What to work on: What you return must be the complete listing, unchanged.

The input:

######

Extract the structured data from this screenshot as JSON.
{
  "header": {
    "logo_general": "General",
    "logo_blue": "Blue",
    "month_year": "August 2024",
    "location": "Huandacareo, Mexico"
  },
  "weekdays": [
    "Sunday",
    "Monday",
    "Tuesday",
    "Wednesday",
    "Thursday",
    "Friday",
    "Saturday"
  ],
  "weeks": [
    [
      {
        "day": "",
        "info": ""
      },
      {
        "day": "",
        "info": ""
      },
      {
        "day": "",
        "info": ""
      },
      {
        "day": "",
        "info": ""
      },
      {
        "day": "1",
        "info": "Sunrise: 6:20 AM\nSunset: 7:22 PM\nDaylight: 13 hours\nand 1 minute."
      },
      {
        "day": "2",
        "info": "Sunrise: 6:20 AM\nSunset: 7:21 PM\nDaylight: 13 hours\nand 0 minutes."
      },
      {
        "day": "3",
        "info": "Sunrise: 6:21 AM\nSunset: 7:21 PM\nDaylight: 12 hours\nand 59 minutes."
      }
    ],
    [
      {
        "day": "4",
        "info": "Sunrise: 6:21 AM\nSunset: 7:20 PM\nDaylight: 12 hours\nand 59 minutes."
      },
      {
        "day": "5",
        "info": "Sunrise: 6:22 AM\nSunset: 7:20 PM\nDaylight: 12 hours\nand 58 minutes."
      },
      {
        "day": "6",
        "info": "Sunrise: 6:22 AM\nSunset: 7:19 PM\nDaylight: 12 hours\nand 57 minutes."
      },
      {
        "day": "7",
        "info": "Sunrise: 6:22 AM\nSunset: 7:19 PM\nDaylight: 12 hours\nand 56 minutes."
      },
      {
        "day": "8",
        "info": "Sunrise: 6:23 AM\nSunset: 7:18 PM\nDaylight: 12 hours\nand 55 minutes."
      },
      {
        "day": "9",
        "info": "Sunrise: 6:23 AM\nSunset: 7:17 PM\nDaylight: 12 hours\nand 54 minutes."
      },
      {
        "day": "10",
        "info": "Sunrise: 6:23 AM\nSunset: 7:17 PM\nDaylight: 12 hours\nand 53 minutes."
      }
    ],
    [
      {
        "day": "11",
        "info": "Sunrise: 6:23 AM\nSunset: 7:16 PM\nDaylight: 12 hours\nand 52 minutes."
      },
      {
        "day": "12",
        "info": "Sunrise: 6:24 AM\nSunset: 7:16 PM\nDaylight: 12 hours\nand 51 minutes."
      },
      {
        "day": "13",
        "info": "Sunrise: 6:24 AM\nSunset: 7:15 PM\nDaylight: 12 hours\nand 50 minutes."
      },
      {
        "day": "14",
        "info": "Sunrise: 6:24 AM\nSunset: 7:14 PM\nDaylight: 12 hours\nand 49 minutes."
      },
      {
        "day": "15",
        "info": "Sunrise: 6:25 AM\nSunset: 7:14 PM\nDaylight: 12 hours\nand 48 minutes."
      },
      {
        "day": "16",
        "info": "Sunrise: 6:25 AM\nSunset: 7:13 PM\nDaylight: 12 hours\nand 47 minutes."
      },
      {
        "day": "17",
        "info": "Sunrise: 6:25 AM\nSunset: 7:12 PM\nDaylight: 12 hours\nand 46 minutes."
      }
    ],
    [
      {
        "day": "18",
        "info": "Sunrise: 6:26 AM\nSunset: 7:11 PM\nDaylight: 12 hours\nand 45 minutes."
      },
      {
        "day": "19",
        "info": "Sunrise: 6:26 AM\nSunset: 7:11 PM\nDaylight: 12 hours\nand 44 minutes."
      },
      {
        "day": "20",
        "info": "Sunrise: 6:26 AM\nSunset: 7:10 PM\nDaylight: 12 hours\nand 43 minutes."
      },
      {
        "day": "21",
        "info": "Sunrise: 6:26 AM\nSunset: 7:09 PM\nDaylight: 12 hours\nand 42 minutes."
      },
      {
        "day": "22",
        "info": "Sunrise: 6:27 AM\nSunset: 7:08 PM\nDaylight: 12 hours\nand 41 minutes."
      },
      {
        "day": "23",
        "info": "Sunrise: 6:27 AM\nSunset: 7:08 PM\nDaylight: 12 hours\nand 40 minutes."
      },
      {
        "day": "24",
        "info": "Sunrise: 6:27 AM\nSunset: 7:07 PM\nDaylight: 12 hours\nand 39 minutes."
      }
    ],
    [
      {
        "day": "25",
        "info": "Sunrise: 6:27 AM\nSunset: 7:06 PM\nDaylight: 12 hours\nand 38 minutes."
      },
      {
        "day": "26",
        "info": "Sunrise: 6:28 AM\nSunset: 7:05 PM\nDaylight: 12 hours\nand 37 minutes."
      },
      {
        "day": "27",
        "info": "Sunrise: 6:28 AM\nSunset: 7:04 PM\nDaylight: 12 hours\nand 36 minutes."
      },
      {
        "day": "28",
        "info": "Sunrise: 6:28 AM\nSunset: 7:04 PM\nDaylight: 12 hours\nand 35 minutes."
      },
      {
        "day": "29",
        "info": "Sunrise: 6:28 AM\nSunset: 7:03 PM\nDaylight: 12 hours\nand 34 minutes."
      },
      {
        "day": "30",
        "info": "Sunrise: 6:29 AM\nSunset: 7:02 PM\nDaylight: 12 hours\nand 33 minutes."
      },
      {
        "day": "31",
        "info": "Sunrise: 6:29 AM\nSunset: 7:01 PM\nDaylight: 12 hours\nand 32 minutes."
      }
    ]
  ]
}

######

Answer box:
Extract the structured data from this screenshot as JSON.
{
  "header": {
    "logo_general": "General",
    "logo_blue": "Blue",
    "month_year": "August 2024",
    "location": "Huandacareo, Mexico"
  },
  "weekdays": [
    "Sunday",
    "Monday",
    "Tuesday",
    "Wednesday",
    "Thursday",
    "Friday",
    "Saturday"
  ],
  "weeks": [
    [
      {
        "day": "",
        "info": ""
      },
      {
        "day": "",
        "info": ""
      },
      {
        "day": "",
        "info": ""
      },
      {
        "day": "",
        "info": ""
      },
      {
        "day": "1",
        "info": "Sunrise: 6:20 AM\nSunset: 7:22 PM\nDaylight: 13 hours\nand 1 minute."
      },
      {
        "day": "2",
        "info": "Sunrise: 6:20 AM\nSunset: 7:21 PM\nDaylight: 13 hours\nand 0 minutes."
      },
      {
        "day": "3",
        "info": "Sunrise: 6:21 AM\nSunset: 7:21 PM\nDaylight: 12 hours\nand 59 minutes."
      }
    ],
    [
      {
        "day": "4",
        "info": "Sunrise: 6:21 AM\nSunset: 7:20 PM\nDaylight: 12 hours\nand 59 minutes."
      },
      {
        "day": "5",
        "info": "Sunrise: 6:22 AM\nSunset: 7:20 PM\nDaylight: 12 hours\nand 58 minutes."
      },
      {
        "day": "6",
        "info": "Sunrise: 6:22 AM\nSunset: 7:19 PM\nDaylight: 12 hours\nand 57 minutes."
      },
      {
        "day": "7",
        "info": "Sunrise: 6:22 AM\nSunset: 7:19 PM\nDaylight: 12 hours\nand 56 minutes."
      },
      {
        "day": "8",
        "info": "Sunrise: 6:23 AM\nSunset: 7:18 PM\nDaylight: 12 hours\nand 55 minutes."
      },
      {
        "day": "9",
        "info": "Sunrise: 6:23 AM\nSunset: 7:17 PM\nDaylight: 12 hours\nand 54 minutes."
      },
      {
        "day": "10",
        "info": "Sunrise: 6:23 AM\nSunset: 7:17 PM\nDaylight: 12 hours\nand 53 minutes."
      }
    ],
    [
      {
        "day": "11",
        "info": "Sunrise: 6:23 AM\nSunset: 7:16 PM\nDaylight: 12 hours\nand 52 minutes."
      },
      {
        "day": "12",
        "info": "Sunrise: 6:24 AM\nSunset: 7:16 PM\nDaylight: 12 hours\nand 51 minutes."
      },
      {
        "day": "13",
        "info": "Sunrise: 6:24 AM\nSunset: 7:15 PM\nDaylight: 12 hours\nand 50 minutes."
      },
      {
        "day": "14",
        "info": "Sunrise: 6:24 AM\nSunset: 7:14 PM\nDaylight: 12 hours\nand 49 minutes."
      },
      {
        "day": "15",
        "info": "Sunrise: 6:25 AM\nSunset: 7:14 PM\nDaylight: 12 hours\nand 48 minutes."
      },
      {
        "day": "16",
        "info": "Sunrise: 6:25 AM\nSunset: 7:13 PM\nDaylight: 12 hours\nand 47 minutes."
      },
      {
        "day": "17",
        "info": "Sunrise: 6:25 AM\nSunset: 7:12 PM\nDaylight: 12 hours\nand 46 minutes."
      }
    ],
    [
      {
        "day": "18",
        "info": "Sunrise: 6:26 AM\nSunset: 7:11 PM\nDaylight: 12 hours\nand 45 minutes."
      },
      {
        "day": "19",
        "info": "Sunrise: 6:26 AM\nSunset: 7:11 PM\nDaylight: 12 hours\nand 44 minutes."
      },
      {
        "day": "20",
        "info": "Sunrise: 6:26 AM\nSunset: 7:10 PM\nDaylight: 12 hours\nand 43 minutes."
      },
      {
        "day": "21",
        "info": "Sunrise: 6:26 AM\nSunset: 7:09 PM\nDaylight: 12 hours\nand 42 minutes."
      },
      {
        "day": "22",
        "info": "Sunrise: 6:27 AM\nSunset: 7:08 PM\nDaylight: 12 hours\nand 41 minutes."
      },
      {
        "day": "23",
        "info": "Sunrise: 6:27 AM\nSunset: 7:08 PM\nDaylight: 12 hours\nand 40 minutes."
      },
      {
        "day": "24",
        "info": "Sunrise: 6:27 AM\nSunset: 7:07 PM\nDaylight: 12 hours\nand 39 minutes."
      }
    ],
    [
      {
        "day": "25",
        "info": "Sunrise: 6:27 AM\nSunset: 7:06 PM\nDaylight: 12 hours\nand 38 minutes."
      },
      {
        "day": "26",
        "info": "Sunrise: 6:28 AM\nSunset: 7:05 PM\nDaylight: 12 hours\nand 37 minutes."
      },
      {
        "day": "27",
        "info": "Sunrise: 6:28 AM\nSunset: 7:04 PM\nDaylight: 12 hours\nand 36 minutes."
      },
      {
        "day": "28",
        "info": "Sunrise: 6:28 AM\nSunset: 7:04 PM\nDaylight: 12 hours\nand 35 minutes."
      },
      {
        "day": "29",
        "info": "Sunrise: 6:28 AM\nSunset: 7:03 PM\nDaylight: 12 hours\nand 34 minutes."
      },
      {
        "day": "30",
        "info": "Sunrise: 6:29 AM\nSunset: 7:02 PM\nDaylight: 12 hours\nand 33 minutes."
      },
      {
        "day": "31",
        "info": "Sunrise: 6:29 AM\nSunset: 7:01 PM\nDaylight: 12 hours\nand 32 minutes."
      }
    ]
  ]
}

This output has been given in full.